ATHENS – Rejecting government claims it was blameless for wildfires that led to the deaths of at least 92 people, a University of Athens said residents of the village of Mati, which was 98 percent destroyed, didn’t receive a warning in time to get away and that there was no effective disaster or evacuation plan in place.
That came as officials of the ruling Radical Left SYRIZA-led coalition, including the pro-austerity, marginal, jingoistic Independent Greeks (ANEL) defended their response while admitting there were problems, although at least one said it wasn’t a tragedy not to have a plan in place.
But more than anything, the failure to give a timely warning about a fast-approaching fire that overwhelmed Mati like lava from a volcano caused the most deaths, the study said, because the residents were left “almost zero time between realizing the danger and reacting to it,” a preliminary inquiry claimed.
There reportedly weren’t mobile phone warnings, radio or TV announcements urging people to flee, no roving trucks with loudspeakers and some residents said police actually directed traffic into Mati and the occupants to death because there was no coordination on how to react.
Defense Minister Panos Kammenos, the ANEL leader, went to the scene and blamed residents for unlawful construction – which the government allows so it can issue fines to get money from them. He didn’t send the Greek Navy to help pluck survivors from the water, apart from seven Coast Guard vessels and two ships, leaving it to fishermen and private boats to do the job of rescuing people who jumped into the sea, some of whom had to tread water for hours waiting for help but with a number drowing.
Researchers found that the narrow streets and numerous dead-ends that blocked off escape routes to the sea, as well as too few open spaces in Mati, with buildings covering almost every square inch and no town planning.
Their findings were backed up by images taken during an inspection of the area’s fire-hit buildings and neighborhoods, said Kathimerini.
Access to the sea was worsened by high cliffs and rocks on the shoreline preventing people from jumping into the waters although one 13-year-old girl died trying and 26 others perished on a bluff, either too afraid to jump or unable to see stairs nearby leading into the water.
“This (fact) combined with low visibility and a choking atmosphere largely led to a high number of people getting trapped,” the report said.

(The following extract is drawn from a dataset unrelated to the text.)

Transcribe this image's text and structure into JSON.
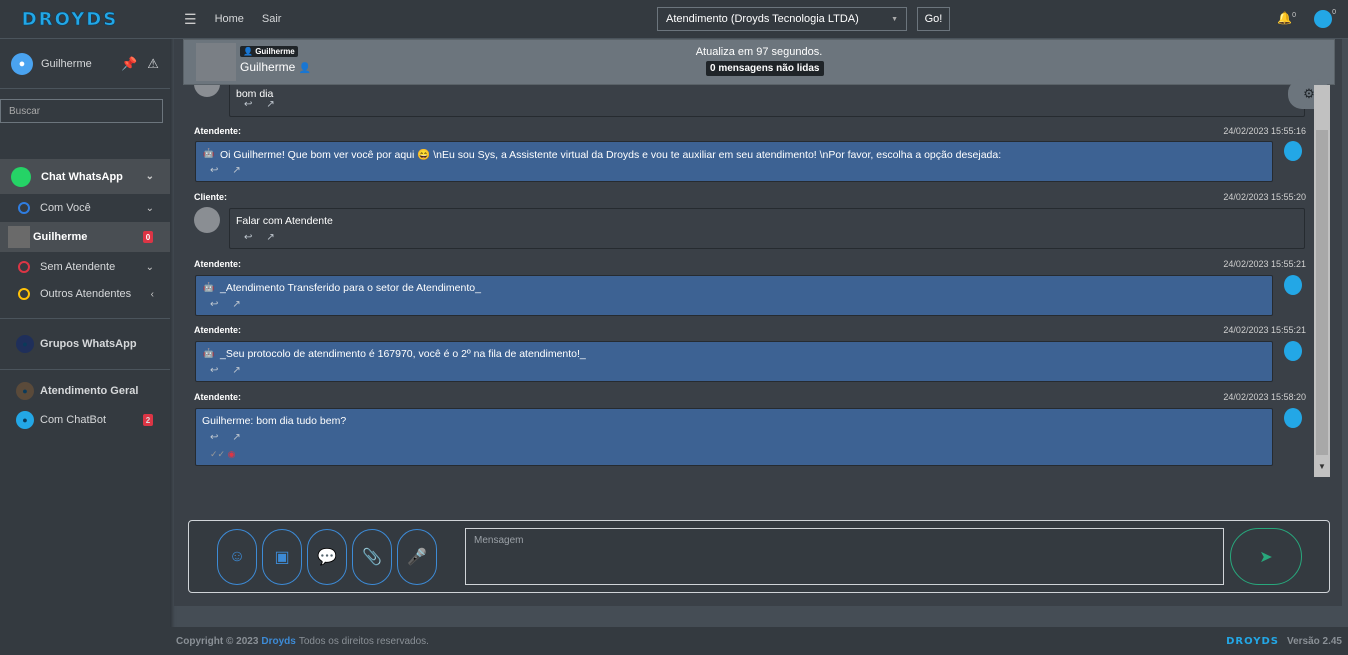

Fire survivors and relatives of the dead are reportedly preparing lawsuits as prosecutor Varvara Gnesouli is taking testimony from the heads of various state bodies responsible for fire prevention. Citizens Protection Minister Nikos Toskas said there were “no operational failures,” despite widespread evidence there was.
Gnesouli plans to lift confidentiality restrictions to have access to communications listen to talk between the various agencies who responded amid earlier reports it was chaotic.
in order to access communications between the various state services involved in fighting the fire to ascertain who knew when it broke out and when authorities were first informed about the deaths.